“To become a top global bank, Nomura would have to take risk with emerging clients and increase its share, in the hope of eventually getting conventional clients. It’s extremely hard, but Nomura has no choice,” Matsumoto said.

Nomura declined to comment.

Till now, under Okuda, international operations have grown strongly. Overseas business, including the Americas, Europe, the Middle East, Africa and Asia excluding Japan, tripled its profit in the nine months to December to 167.2 billion yen ($1.52 billion).

Nomura’s U.S. income in the same period surged to 126.8 billion yen, after its reported just 7.4 billion yen in profit in the year to March 2020 and a 114.1 billion loss in the year to March 2019, according to its latest financial filings.

“I still feel that our international business is seen as unstable, affected by market conditions,” Okuda, who previously headed U.S. operations, told an investor event in December.

But he added: “We are transforming into an organization capable of delivering consistent revenues despite market turbulence.”

Turbulence looks set to continue for now.

“If it proves that there has been a big loss on transactions with only one client, there will be questions asked about the company’s risk management system,” JPMorgan wrote, as it lowered its rating on Nomura stock to “underweight” from “neutral”.

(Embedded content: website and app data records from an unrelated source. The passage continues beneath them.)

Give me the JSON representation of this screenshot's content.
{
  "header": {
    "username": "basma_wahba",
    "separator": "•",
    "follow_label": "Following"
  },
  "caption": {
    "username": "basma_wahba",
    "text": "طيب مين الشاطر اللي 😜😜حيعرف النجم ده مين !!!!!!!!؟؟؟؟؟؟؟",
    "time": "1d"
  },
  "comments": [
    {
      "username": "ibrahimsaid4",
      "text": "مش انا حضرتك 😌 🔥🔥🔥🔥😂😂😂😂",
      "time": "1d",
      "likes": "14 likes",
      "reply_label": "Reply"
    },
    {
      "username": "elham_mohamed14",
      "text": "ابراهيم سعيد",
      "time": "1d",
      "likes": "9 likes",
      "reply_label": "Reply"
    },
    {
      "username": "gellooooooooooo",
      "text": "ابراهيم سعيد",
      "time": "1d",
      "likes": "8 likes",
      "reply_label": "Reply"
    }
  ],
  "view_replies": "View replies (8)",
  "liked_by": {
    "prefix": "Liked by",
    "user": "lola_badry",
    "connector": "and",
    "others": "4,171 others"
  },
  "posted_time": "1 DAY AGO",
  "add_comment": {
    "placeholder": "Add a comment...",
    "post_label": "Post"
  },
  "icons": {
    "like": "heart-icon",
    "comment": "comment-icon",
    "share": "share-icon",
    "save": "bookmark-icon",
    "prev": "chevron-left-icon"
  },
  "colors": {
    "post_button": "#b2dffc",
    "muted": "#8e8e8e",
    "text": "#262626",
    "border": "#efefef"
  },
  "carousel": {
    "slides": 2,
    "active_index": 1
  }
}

Morningstar Equity Research said Nomura could decide to take fewer risks in some areas where it had been more aggressive, such as U.S.-listed equity options.

“We think the unexpected loss may end the relative honeymoon new CEO Kentaro Okuda has enjoyed since assuming the top post last April,” it said.